Poverty and Homelessness in Ohio--2013

Top 11 Counties by population in Ohio sorted by percentage of people living in poverty

County

Major City

Number living in

Poverty

Percentage of total population living in poverty

Estimate Number of Homeless People

Percent of families w/children living in poverty

Percentage  of those 65 yrs. old and older living in poverty

Lucas

Toledo

92,077

21.6%

9,207

29.7%

10.3%

Mahoning

Youngstown

40,145

17.8%

3,613

26.2%

8.6%

Cuyahoga

Cleveland

235,122

19.0%

23,512

28.0%

11.9%

Franklin

Columbus

209,500

17.7%

18,855

25.5%

9.2%

Montgomery

Dayton

97,360

18.7%

9,493

29.3%

8.6%

Hamilton

Cincinnati

146,667

18.7%

13,200

26.1%

11.4%

Summit

Akron

78,021

14.6%

6,631

19.8%

8.0%

Butler

Hamilton

47,726

13.3%

3,937

17.4%

5.1%

Lorain

Lorain/Elyria

42,971

14.6%

3,652

24.0%

7.8%

Stark

Canton

56,465

15.4%

5,081

23.6%

8.1%

Lake

Painesville

20,388

9.0%

1,427

10.9%

8.0%

Other Counties in Northeast Ohio sorted by percentage of people living in poverty

Ashtabula

Jefferson/

Ashtabula

17,940

18.7%

1,704

29.4%

6.8%

Columbiana

Lisbon

18,687

18.3%

1,681

31.2%

8.3%

Trumbull

Warren

38,963

19.2%

3,799

35.6%

6.7%

Portage

Ravenna

28,356

18.1%

2,552

22.8%

7.8%

Erie

Sandusky

11,707

15.6%

936

23.2%

5.6%

Geauga

Chardon

6,849

7.3%

479

9.0%

4.7%

Medina

Medina

10,051

5.8%

703

6.6%

4.5%

OHIO

State total

1.79 mil

16.0%

148,250

22.7%

8.4%

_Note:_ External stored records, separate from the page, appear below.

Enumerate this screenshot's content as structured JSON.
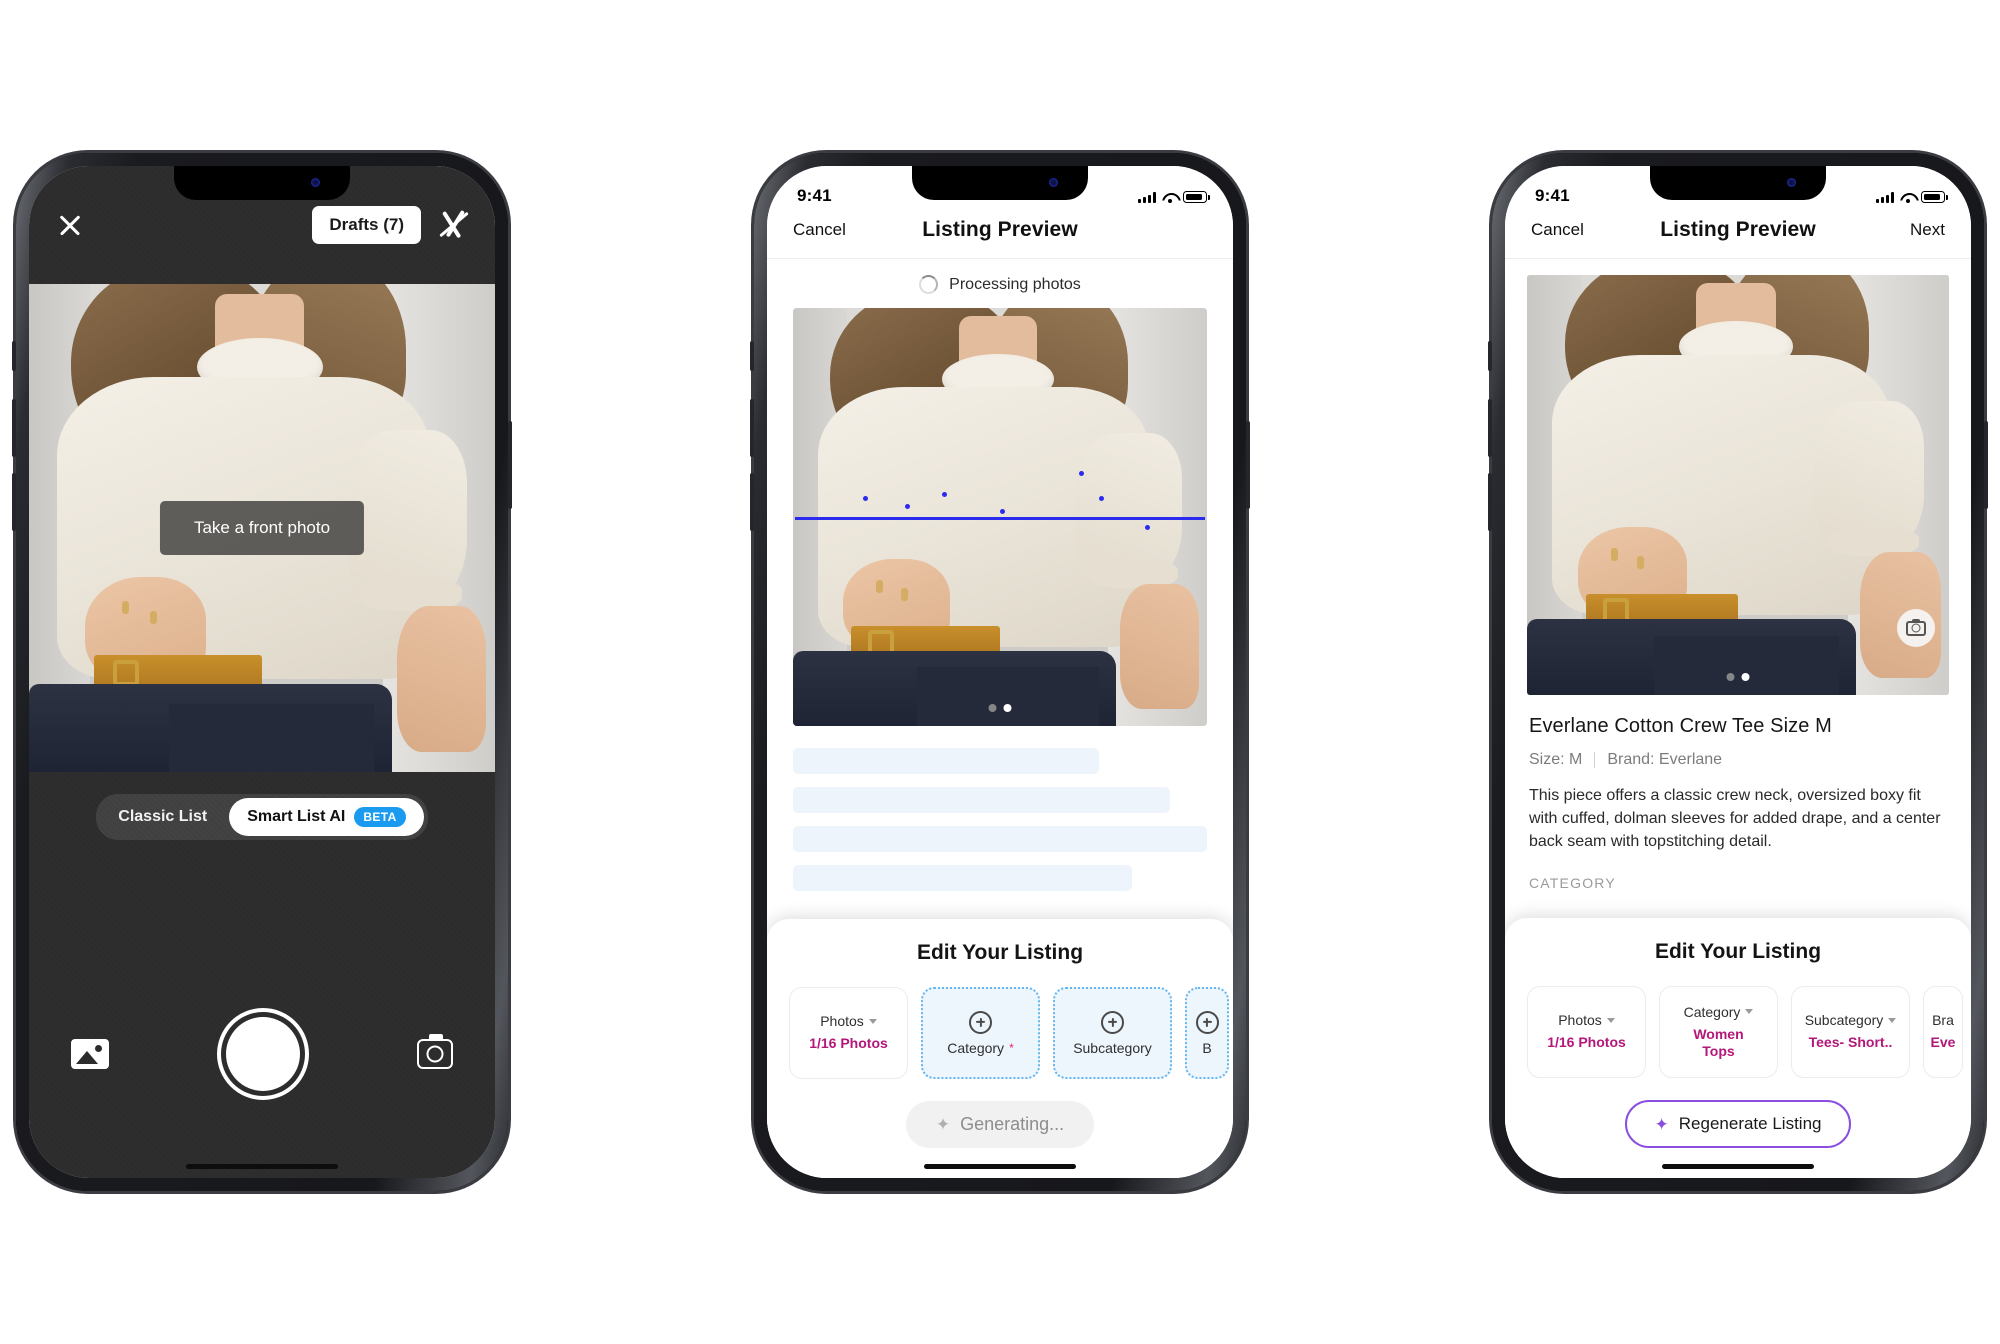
{
  "phone1": {
    "name": "camera-capture-screen",
    "statusbar": {
      "time": "",
      "icons": [
        "signal-icon",
        "wifi-icon",
        "battery-icon"
      ]
    },
    "topbar": {
      "close_icon": "close-icon",
      "drafts_label": "Drafts (7)",
      "flash_icon": "flash-off-icon"
    },
    "viewfinder": {
      "hint": "Take a front photo"
    },
    "modes": {
      "classic": "Classic List",
      "smart": "Smart List AI",
      "badge": "BETA"
    },
    "controls": {
      "gallery_icon": "gallery-icon",
      "shutter_icon": "shutter-button",
      "flip_icon": "flip-camera-icon"
    }
  },
  "phone2": {
    "name": "listing-preview-processing",
    "statusbar": {
      "time": "9:41"
    },
    "nav": {
      "left": "Cancel",
      "title": "Listing Preview",
      "right": ""
    },
    "processing": {
      "label": "Processing photos",
      "spinner_icon": "spinner-icon"
    },
    "carousel": {
      "dots": 2,
      "active_index": 1
    },
    "sheet": {
      "title": "Edit Your Listing",
      "chips": [
        {
          "label": "Photos",
          "value": "1/16 Photos",
          "highlighted": false,
          "required": false,
          "icon": "chevron-down-icon"
        },
        {
          "label": "Category",
          "value": "",
          "highlighted": true,
          "required": true,
          "icon": "plus-circle-icon"
        },
        {
          "label": "Subcategory",
          "value": "",
          "highlighted": true,
          "required": false,
          "icon": "plus-circle-icon"
        },
        {
          "label": "B",
          "value": "",
          "highlighted": true,
          "required": false,
          "icon": "plus-circle-icon"
        }
      ],
      "action": {
        "label": "Generating...",
        "icon": "sparkle-icon",
        "state": "disabled"
      }
    }
  },
  "phone3": {
    "name": "listing-preview-generated",
    "statusbar": {
      "time": "9:41"
    },
    "nav": {
      "left": "Cancel",
      "title": "Listing Preview",
      "right": "Next"
    },
    "carousel": {
      "dots": 2,
      "active_index": 1,
      "camera_icon": "camera-icon"
    },
    "listing": {
      "title": "Everlane Cotton Crew Tee Size M",
      "size": "Size: M",
      "brand": "Brand: Everlane",
      "description": "This piece offers a classic crew neck, oversized boxy fit with cuffed, dolman sleeves for added drape, and a center back seam with topstitching detail.",
      "section_label": "CATEGORY"
    },
    "sheet": {
      "title": "Edit Your Listing",
      "chips": [
        {
          "label": "Photos",
          "value": "1/16 Photos",
          "icon": "chevron-down-icon"
        },
        {
          "label": "Category",
          "value": "Women\nTops",
          "icon": "chevron-down-icon"
        },
        {
          "label": "Subcategory",
          "value": "Tees- Short..",
          "icon": "chevron-down-icon"
        },
        {
          "label": "Bra",
          "value": "Eve",
          "icon": "chevron-down-icon"
        }
      ],
      "action": {
        "label": "Regenerate Listing",
        "icon": "sparkle-icon",
        "state": "enabled"
      }
    }
  },
  "colors": {
    "accent_pink": "#b3177a",
    "accent_purple": "#8a4fe0",
    "beta_blue": "#1a9bef",
    "highlight_blue": "#64b5f0",
    "detect_blue": "#2b2bf0"
  }
}
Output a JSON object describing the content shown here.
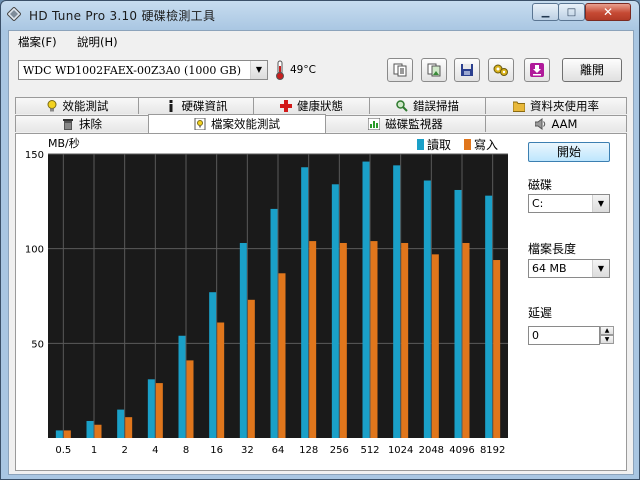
{
  "window": {
    "title": "HD Tune Pro 3.10   硬碟檢測工具"
  },
  "titlebar": {
    "min_glyph": "▁",
    "max_glyph": "□",
    "close_glyph": "✕"
  },
  "menu": [
    {
      "label": "檔案(F)"
    },
    {
      "label": "說明(H)"
    }
  ],
  "toolbar": {
    "drive": "WDC WD1002FAEX-00Z3A0 (1000 GB)",
    "temperature": "49°C",
    "buttons": [
      "copy-text-icon",
      "copy-image-icon",
      "save-icon",
      "options-icon",
      "download-icon"
    ],
    "exit_label": "離開"
  },
  "tabs_top": [
    {
      "label": "效能測試",
      "icon": "lightbulb-icon"
    },
    {
      "label": "硬碟資訊",
      "icon": "info-icon"
    },
    {
      "label": "健康狀態",
      "icon": "health-cross-icon"
    },
    {
      "label": "錯誤掃描",
      "icon": "magnifier-icon"
    },
    {
      "label": "資料夾使用率",
      "icon": "folder-icon"
    }
  ],
  "tabs_bottom": [
    {
      "label": "抹除",
      "icon": "trash-icon"
    },
    {
      "label": "檔案效能測試",
      "icon": "file-benchmark-icon",
      "active": true
    },
    {
      "label": "磁碟監視器",
      "icon": "monitor-icon"
    },
    {
      "label": "AAM",
      "icon": "speaker-icon"
    }
  ],
  "side": {
    "start_label": "開始",
    "drive_label": "磁碟",
    "drive_value": "C:",
    "filesize_label": "檔案長度",
    "filesize_value": "64 MB",
    "delay_label": "延遲",
    "delay_value": "0"
  },
  "colors": {
    "read": "#1aa0c8",
    "write": "#e0761c",
    "plot_bg": "#1a1a1a",
    "grid": "#5a5a5a"
  },
  "chart_data": {
    "type": "bar",
    "ylabel": "MB/秒",
    "ylim": [
      0,
      150
    ],
    "yticks": [
      50,
      100,
      150
    ],
    "grid": true,
    "legend": "top-right",
    "categories": [
      "0.5",
      "1",
      "2",
      "4",
      "8",
      "16",
      "32",
      "64",
      "128",
      "256",
      "512",
      "1024",
      "2048",
      "4096",
      "8192"
    ],
    "series": [
      {
        "name": "讀取",
        "values": [
          4,
          9,
          15,
          31,
          54,
          77,
          103,
          121,
          143,
          134,
          146,
          144,
          136,
          131,
          128
        ]
      },
      {
        "name": "寫入",
        "values": [
          4,
          7,
          11,
          29,
          41,
          61,
          73,
          87,
          104,
          103,
          104,
          103,
          97,
          103,
          94
        ]
      }
    ]
  }
}
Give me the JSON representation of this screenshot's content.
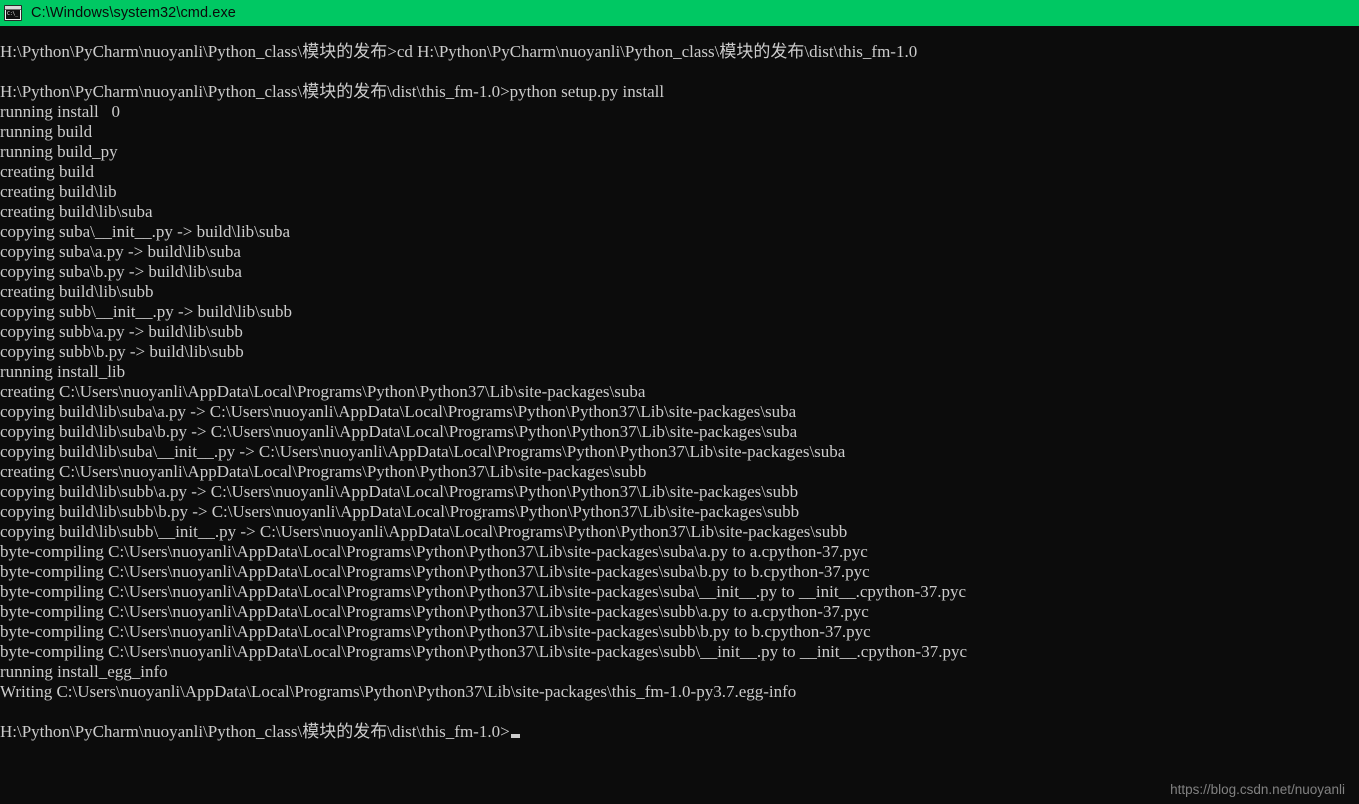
{
  "window": {
    "title": "C:\\Windows\\system32\\cmd.exe",
    "icon": "cmd-console-icon",
    "icon_glyph": "C:\\_",
    "titlebar_color": "#00c863",
    "background_color": "#0c0c0c",
    "text_color": "#cccccc"
  },
  "console": {
    "prompt_cwd_1": "H:\\Python\\PyCharm\\nuoyanli\\Python_class\\模块的发布",
    "prompt_cwd_2": "H:\\Python\\PyCharm\\nuoyanli\\Python_class\\模块的发布\\dist\\this_fm-1.0",
    "command_1": "cd H:\\Python\\PyCharm\\nuoyanli\\Python_class\\模块的发布\\dist\\this_fm-1.0",
    "command_2": "python setup.py install",
    "cursor": "block-underscore-cursor",
    "lines": [
      "H:\\Python\\PyCharm\\nuoyanli\\Python_class\\模块的发布>cd H:\\Python\\PyCharm\\nuoyanli\\Python_class\\模块的发布\\dist\\this_fm-1.0",
      "",
      "H:\\Python\\PyCharm\\nuoyanli\\Python_class\\模块的发布\\dist\\this_fm-1.0>python setup.py install",
      "running install   0",
      "running build",
      "running build_py",
      "creating build",
      "creating build\\lib",
      "creating build\\lib\\suba",
      "copying suba\\__init__.py -> build\\lib\\suba",
      "copying suba\\a.py -> build\\lib\\suba",
      "copying suba\\b.py -> build\\lib\\suba",
      "creating build\\lib\\subb",
      "copying subb\\__init__.py -> build\\lib\\subb",
      "copying subb\\a.py -> build\\lib\\subb",
      "copying subb\\b.py -> build\\lib\\subb",
      "running install_lib",
      "creating C:\\Users\\nuoyanli\\AppData\\Local\\Programs\\Python\\Python37\\Lib\\site-packages\\suba",
      "copying build\\lib\\suba\\a.py -> C:\\Users\\nuoyanli\\AppData\\Local\\Programs\\Python\\Python37\\Lib\\site-packages\\suba",
      "copying build\\lib\\suba\\b.py -> C:\\Users\\nuoyanli\\AppData\\Local\\Programs\\Python\\Python37\\Lib\\site-packages\\suba",
      "copying build\\lib\\suba\\__init__.py -> C:\\Users\\nuoyanli\\AppData\\Local\\Programs\\Python\\Python37\\Lib\\site-packages\\suba",
      "creating C:\\Users\\nuoyanli\\AppData\\Local\\Programs\\Python\\Python37\\Lib\\site-packages\\subb",
      "copying build\\lib\\subb\\a.py -> C:\\Users\\nuoyanli\\AppData\\Local\\Programs\\Python\\Python37\\Lib\\site-packages\\subb",
      "copying build\\lib\\subb\\b.py -> C:\\Users\\nuoyanli\\AppData\\Local\\Programs\\Python\\Python37\\Lib\\site-packages\\subb",
      "copying build\\lib\\subb\\__init__.py -> C:\\Users\\nuoyanli\\AppData\\Local\\Programs\\Python\\Python37\\Lib\\site-packages\\subb",
      "byte-compiling C:\\Users\\nuoyanli\\AppData\\Local\\Programs\\Python\\Python37\\Lib\\site-packages\\suba\\a.py to a.cpython-37.pyc",
      "byte-compiling C:\\Users\\nuoyanli\\AppData\\Local\\Programs\\Python\\Python37\\Lib\\site-packages\\suba\\b.py to b.cpython-37.pyc",
      "byte-compiling C:\\Users\\nuoyanli\\AppData\\Local\\Programs\\Python\\Python37\\Lib\\site-packages\\suba\\__init__.py to __init__.cpython-37.pyc",
      "byte-compiling C:\\Users\\nuoyanli\\AppData\\Local\\Programs\\Python\\Python37\\Lib\\site-packages\\subb\\a.py to a.cpython-37.pyc",
      "byte-compiling C:\\Users\\nuoyanli\\AppData\\Local\\Programs\\Python\\Python37\\Lib\\site-packages\\subb\\b.py to b.cpython-37.pyc",
      "byte-compiling C:\\Users\\nuoyanli\\AppData\\Local\\Programs\\Python\\Python37\\Lib\\site-packages\\subb\\__init__.py to __init__.cpython-37.pyc",
      "running install_egg_info",
      "Writing C:\\Users\\nuoyanli\\AppData\\Local\\Programs\\Python\\Python37\\Lib\\site-packages\\this_fm-1.0-py3.7.egg-info",
      "",
      "H:\\Python\\PyCharm\\nuoyanli\\Python_class\\模块的发布\\dist\\this_fm-1.0>"
    ]
  },
  "watermark": {
    "text": "https://blog.csdn.net/nuoyanli"
  }
}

The Department of Housing and Urban Development released a report assessing the number of homelessness people in the United States every year since 2007.  The researchers when pressed said that many studies have found that somewhere between 7-10% of a County’s population living in poverty become homeless in a year.  We used the figure from U.S. Census, the most recent figures available, the 90% confidence interval or the figure that the Census has the most confidence.  Then we applied the 7-10% figure that researchers had determined.  The higher the poverty rate the larger number we used. So Counties with 20% or more we used the 10% figure then 9.75% then 9.5% and on down to 7% for the richer counties.   While we did not count every homeless person, we feel that these are good numbers for planning and assessment.  It also should be understood that in Counties that have not recovered from the last recession including Cuyahoga County homelessness has only grown over the last two years. We are using the broader Department of Education definition for homelessness.